Effects of pollutants
Effects of pollutants have been found in animals high in the food chains in the Arctic. Impacts on the hormone and immune systems, reduced reproduction and increased offspring mortality are some of the effects found in the polar bear, glaucous gull, arctic char and harp seal. Impaired immune system and reduced reproduction show that far-transported pollutants affect populations of arctic animals.
Too little is known yet about the sources, dispersal and effects of pollutants, especially about how climate change may affect the pollution situation in the Arctic.
Research in this area is difficult to perform, partly because free-living animals are always exposed to a cocktail of pollutants, each of which may have very different effects on each other and the organisms on which they impact.
Knowledge about the transport and uptake of pollutants, and developments over time in arctic organisms, is very important for those concerned with commercial activities (for example, fishermen and fish exporters), as well as management and health authorities.
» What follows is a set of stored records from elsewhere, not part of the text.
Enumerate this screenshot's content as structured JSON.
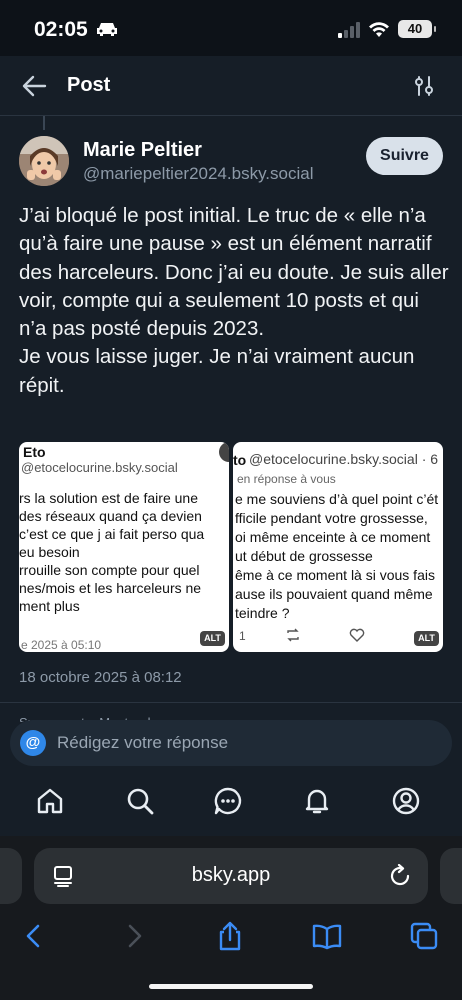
{
  "status_bar": {
    "time": "02:05",
    "battery": "40"
  },
  "header": {
    "title": "Post"
  },
  "author": {
    "name": "Marie Peltier",
    "handle": "@mariepeltier2024.bsky.social",
    "follow_label": "Suivre"
  },
  "post": {
    "text": "J’ai bloqué le post initial. Le truc de « elle n’a qu’à faire une pause » est un élément narratif des harceleurs. Donc j’ai eu doute. Je suis aller voir, compte qui a seulement 10 posts et qui n’a pas posté depuis 2023.\nJe vous laisse juger. Je n’ai vraiment aucun répit.",
    "date": "18 octobre 2025 à 08:12"
  },
  "images": [
    {
      "name": "Eto",
      "handle": "@etocelocurine.bsky.social",
      "lines": [
        "rs la solution est de faire une",
        " des réseaux quand ça devien",
        "c’est ce que j ai fait perso qua",
        "eu besoin",
        "rrouille son compte pour quel",
        "nes/mois et les harceleurs ne",
        "ment plus"
      ],
      "date": "e 2025 à 05:10",
      "alt": "ALT"
    },
    {
      "name": "to",
      "handle": "@etocelocurine.bsky.social · 6",
      "reply_to": "en réponse à vous",
      "lines": [
        "e me souviens d’à quel point c’ét",
        "fficile pendant votre grossesse,",
        "oi même enceinte à ce moment",
        "ut début de grossesse",
        "ême à ce moment là si vous fais",
        "ause ils pouvaient quand même",
        "teindre ?"
      ],
      "like_count": "1",
      "alt": "ALT"
    }
  ],
  "partial_row": "Sur ce post... Montrer les",
  "reply": {
    "placeholder": "Rédigez votre réponse"
  },
  "tabs": [
    "home-icon",
    "search-icon",
    "chat-icon",
    "bell-icon",
    "profile-icon"
  ],
  "browser": {
    "url": "bsky.app"
  },
  "colors": {
    "background": "#161e27",
    "accent": "#2f87e8",
    "follow_bg": "#d9e1ea"
  }
}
Safe food is important for everyone.
The Norwegian Polar Institute carries out research on species that are particularly vulnerable to climate change, especially those that depend on ice for their survival.
Latest articles on pollutants
Master thesis project on arctic ecotoxicology – Pollutant effects in walruses
The Norwegian Polar Institute and UiT The Arctic University of Norway are looking for a student to a master thesis project that will examine contaminant related health effects in walruses from Svalbard. Walrus samples will be analyzed for pollutants, hormone levels and immunological responses. In addition they will be analyzed for mRNA expression of genes related to hormone disruption and immune suppression.
International prohibition of the pesticide endosulfan
In early May the Parties to the Stockholm Convention agreed to ban use of the pesticide endosulfan. This pesticide has highly detrimental effects not only on human health but also in the environment, where it persists and can be transported over long distances.
Pesticides in Svalbard snow
Scientists at the Norwegian Polar Institute and the University Centre in Svalbard (UNIS) have investigated the amount of pesticides in the snow in Svalbard. Read about their findings here.